Citing PatentFiling datePublication dateApplicantTitle
US7755226 *Apr 17, 2007Jul 13, 2010Sidel ParticipationsStand for a linear electric motor comprising thermal compensation and cooling means
US20090127410 *Apr 17, 2007May 21, 2009Sidel ParticipationsStand for a linear electric motor comprising thermal compensation and cooling means
Classifications
U.S. Classification355/72, 355/75
International ClassificationG03B27/58, G03B27/62
Cooperative ClassificationY10T29/4978, G03F7/70858, H01L21/682, Y10T29/49902, H01L21/67248, G03F7/70716
European ClassificationG03F7/70P6, H01L21/67S8A, G03F7/70N4, H01L21/68M
Legal Events
DateCodeEventDescription
Sep 4, 2004ASAssignment
Owner name: NIKON CORPORATION, JAPAN
Free format text: ASSIGNMENT OF ASSIGNORS INTEREST;ASSIGNOR:SOGARD MICHAEL;REEL/FRAME:015769/0718
Effective date: 20040831
Jan 28, 2013REMIMaintenance fee reminder mailed
Jun 16, 2013LAPSLapse for failure to pay maintenance fees

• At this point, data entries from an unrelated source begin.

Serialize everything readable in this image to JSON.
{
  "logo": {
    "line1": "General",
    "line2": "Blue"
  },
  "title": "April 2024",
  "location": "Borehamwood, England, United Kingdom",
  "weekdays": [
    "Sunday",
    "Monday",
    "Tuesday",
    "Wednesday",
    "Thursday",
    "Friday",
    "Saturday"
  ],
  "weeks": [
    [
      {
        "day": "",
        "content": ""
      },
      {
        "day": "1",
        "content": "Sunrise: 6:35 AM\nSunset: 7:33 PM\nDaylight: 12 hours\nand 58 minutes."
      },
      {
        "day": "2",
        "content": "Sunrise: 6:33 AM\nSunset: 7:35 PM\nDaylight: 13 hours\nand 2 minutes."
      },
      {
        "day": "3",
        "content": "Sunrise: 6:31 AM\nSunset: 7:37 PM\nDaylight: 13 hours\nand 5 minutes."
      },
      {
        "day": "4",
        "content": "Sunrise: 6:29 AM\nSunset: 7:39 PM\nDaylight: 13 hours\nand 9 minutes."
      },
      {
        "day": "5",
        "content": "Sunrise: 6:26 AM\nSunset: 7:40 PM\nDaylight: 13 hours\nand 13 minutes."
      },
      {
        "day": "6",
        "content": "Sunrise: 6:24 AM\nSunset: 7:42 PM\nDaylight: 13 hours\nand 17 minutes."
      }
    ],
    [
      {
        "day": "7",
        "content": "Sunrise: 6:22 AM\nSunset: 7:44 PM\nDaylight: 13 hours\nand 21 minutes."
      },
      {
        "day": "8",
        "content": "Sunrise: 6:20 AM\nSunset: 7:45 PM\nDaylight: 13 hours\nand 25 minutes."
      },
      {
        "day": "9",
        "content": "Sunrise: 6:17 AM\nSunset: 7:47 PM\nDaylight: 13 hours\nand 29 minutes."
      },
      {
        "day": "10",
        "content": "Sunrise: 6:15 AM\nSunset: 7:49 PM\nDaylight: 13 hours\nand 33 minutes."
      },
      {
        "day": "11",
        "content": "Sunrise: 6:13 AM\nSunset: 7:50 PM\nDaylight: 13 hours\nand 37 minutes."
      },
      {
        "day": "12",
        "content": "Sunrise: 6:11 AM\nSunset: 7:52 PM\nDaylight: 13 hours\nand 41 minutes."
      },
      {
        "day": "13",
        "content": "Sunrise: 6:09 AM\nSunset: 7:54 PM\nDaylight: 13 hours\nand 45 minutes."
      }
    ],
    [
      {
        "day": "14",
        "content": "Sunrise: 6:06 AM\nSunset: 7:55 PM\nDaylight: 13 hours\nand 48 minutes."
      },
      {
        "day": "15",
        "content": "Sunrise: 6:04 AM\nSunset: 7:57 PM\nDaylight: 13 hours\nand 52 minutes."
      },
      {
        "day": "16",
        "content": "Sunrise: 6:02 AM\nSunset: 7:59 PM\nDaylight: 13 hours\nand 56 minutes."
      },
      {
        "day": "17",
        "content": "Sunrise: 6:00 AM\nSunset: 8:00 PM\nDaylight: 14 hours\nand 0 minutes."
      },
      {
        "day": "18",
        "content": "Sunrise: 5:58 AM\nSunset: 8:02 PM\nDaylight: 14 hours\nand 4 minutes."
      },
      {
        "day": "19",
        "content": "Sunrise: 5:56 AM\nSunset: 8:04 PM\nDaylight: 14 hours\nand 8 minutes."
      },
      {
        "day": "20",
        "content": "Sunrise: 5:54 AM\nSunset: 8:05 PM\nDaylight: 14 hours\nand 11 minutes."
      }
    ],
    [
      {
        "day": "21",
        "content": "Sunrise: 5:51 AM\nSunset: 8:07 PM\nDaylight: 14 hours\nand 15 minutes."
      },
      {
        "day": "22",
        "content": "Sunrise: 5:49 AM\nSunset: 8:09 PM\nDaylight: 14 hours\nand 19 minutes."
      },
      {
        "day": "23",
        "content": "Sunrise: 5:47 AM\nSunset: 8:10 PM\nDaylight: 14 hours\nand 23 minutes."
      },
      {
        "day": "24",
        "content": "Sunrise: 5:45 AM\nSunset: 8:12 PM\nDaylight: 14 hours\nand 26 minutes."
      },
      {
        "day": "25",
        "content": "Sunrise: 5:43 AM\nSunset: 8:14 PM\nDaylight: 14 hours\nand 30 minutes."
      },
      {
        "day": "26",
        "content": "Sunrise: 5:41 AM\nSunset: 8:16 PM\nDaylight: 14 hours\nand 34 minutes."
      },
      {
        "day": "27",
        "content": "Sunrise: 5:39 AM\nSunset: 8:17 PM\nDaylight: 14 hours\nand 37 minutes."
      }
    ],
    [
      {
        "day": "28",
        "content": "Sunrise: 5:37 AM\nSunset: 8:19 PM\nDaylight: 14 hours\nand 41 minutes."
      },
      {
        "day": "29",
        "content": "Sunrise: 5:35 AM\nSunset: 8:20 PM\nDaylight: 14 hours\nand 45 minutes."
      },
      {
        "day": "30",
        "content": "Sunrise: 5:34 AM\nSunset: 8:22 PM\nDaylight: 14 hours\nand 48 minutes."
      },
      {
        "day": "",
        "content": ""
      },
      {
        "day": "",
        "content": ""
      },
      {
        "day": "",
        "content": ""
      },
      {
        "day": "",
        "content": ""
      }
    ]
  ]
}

Aug 6, 2013FPExpired due to failure to pay maintenance fee
Effective date: 20130616